What endangered animals live in the Daintree Rainforest?

What endangered animals live in the Daintree Rainforest?

Written by: Cameron Ward

Published: 04/29/2019

Reading time: 3 mins

The Daintree Rainforest is one of Queensland’s most cherished sites, a wonderland covered with lush greenery and unique fauna.

Though it may be small relative to the massive size of Australia, the Daintree is incredibly rich in wildlife. Here you can find 35% of Australia’s frog population, 20% of all Australian bird species, and a whopping 65% of native bats and butterflies.

All up, the area is the most biologically diverse rainforest on the entire planet. Within the forest are several species endemic to this area. These endangered animals roam the skies, branches, and bushes of the Daintree. Keep reading to find out how you can see these creatures on your journey.

  • Musky-Rat Kangaroo

    This marsupial is found in the damp and lower areas of Daintree Rainforest. It has a bit of an odd appearance, looking somewhat like a cross between a rat and a kangaroo. Although this doesn’t sound the best, it actually is a very cute creature. Feeding on fruits and insects, the animal roams around the rainforest floor, nesting in the piles of fallen leaves. If you manage to see one, check out its feet! Their hind legs have five toes, a highly unusual marsupial mutation.

  • Northern Quoll

    This animal once covered a large portion of the country, however population decreases means they’re now only found in the higher regions of Australia. The introduction of cane toads to Australia poisoned much of the population when they tried to eat them. As an introduced species, quolls had not evolved to know their threat and suffered dearly. As their population is so low, it is quite rare to see them in the wile. That said, they are medium in size, similar to a possum. They have brown spotted fur and can be found roaming the grounds of the rainforest. If you see one be sure to remain quiet so as to not scare it from its hunting grounds.

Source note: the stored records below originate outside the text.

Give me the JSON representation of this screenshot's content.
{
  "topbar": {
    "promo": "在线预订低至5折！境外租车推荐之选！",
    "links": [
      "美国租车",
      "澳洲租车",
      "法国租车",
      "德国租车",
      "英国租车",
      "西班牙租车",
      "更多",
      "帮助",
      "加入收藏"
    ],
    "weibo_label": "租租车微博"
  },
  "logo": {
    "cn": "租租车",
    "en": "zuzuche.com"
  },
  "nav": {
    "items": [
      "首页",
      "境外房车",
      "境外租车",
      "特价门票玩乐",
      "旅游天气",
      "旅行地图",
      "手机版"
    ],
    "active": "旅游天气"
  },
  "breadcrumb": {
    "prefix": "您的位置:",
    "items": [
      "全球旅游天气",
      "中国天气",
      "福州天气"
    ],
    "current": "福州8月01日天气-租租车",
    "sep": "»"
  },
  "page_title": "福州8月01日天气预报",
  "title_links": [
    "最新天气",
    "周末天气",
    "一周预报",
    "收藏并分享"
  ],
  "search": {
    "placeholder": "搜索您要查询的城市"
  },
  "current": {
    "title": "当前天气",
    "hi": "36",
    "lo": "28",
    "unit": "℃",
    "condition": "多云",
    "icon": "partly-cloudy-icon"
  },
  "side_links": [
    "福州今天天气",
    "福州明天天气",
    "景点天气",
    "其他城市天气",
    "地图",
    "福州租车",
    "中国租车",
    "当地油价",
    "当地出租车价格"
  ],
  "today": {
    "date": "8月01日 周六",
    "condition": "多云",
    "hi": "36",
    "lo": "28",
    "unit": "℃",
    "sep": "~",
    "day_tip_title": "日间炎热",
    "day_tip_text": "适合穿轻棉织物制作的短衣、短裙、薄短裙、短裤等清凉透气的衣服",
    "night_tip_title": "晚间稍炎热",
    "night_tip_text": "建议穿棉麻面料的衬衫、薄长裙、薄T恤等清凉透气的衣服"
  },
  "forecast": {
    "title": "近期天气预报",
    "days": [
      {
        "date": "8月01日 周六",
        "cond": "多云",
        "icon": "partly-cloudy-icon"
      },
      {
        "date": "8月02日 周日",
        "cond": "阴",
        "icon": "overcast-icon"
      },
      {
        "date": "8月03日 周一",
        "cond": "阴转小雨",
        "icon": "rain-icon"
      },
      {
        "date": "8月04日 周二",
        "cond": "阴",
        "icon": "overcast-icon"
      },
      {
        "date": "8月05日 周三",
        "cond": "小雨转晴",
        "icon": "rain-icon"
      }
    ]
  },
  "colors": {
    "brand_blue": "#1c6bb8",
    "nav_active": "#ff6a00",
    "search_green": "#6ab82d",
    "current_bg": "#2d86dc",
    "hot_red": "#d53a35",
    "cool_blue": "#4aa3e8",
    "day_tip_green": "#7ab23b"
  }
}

  • Southern Cassowary

    Direct descendants to the ancient dinosaurs, the Southern Cassowary has a similar appearance to a giant turkey. With two long scaly legs, and a round feathered black body, its splash of colour comes from the bird’s neck and head. Striking blues and reds contrast beautifully with the rainforest’s green background. One of the most interesting features of the Cassowary is their large protruding horn on their forehead. The bird doesn’t only rely on the landscape to survive, but vice versa. They act as walking farmer and fertiliser combo. They swallow seeds whole, travel long distances, and then excrete the seeds.

  • Waterfall frog

    This endangered frog ranges from being a dull brown to a light olive colour, speckled with dark brown spots, with their belly being a pale cream colour. They are usually found nearby waterfalls, hanging out in fast-flowing streams, or nearby on boulders or trees. The frogs are a nocturnal species, usually engaging in eating, mating, and other activities when dusk sets. Their population began to decline in the 1990s, with majority of the uplands completely absent of them nowadays.

Related article: Daintree Wildlife Rescue Centre

Cameron Ward
Cameron Ward
Managing Director at Sightseeing Tours Australia

Cameron Ward turned his travel passion into a thriving Australian tourism business. Before he co-founded his own business, Sightseeing Tours Australia, he was enjoying being a Melbourne tour guide. Even now, Cameron delights in helping visitors from all around the world get the most out of their incredible Australian trip. You’ll see Cameron leading tours or writing about his favourite Australian places where he shares his local insights.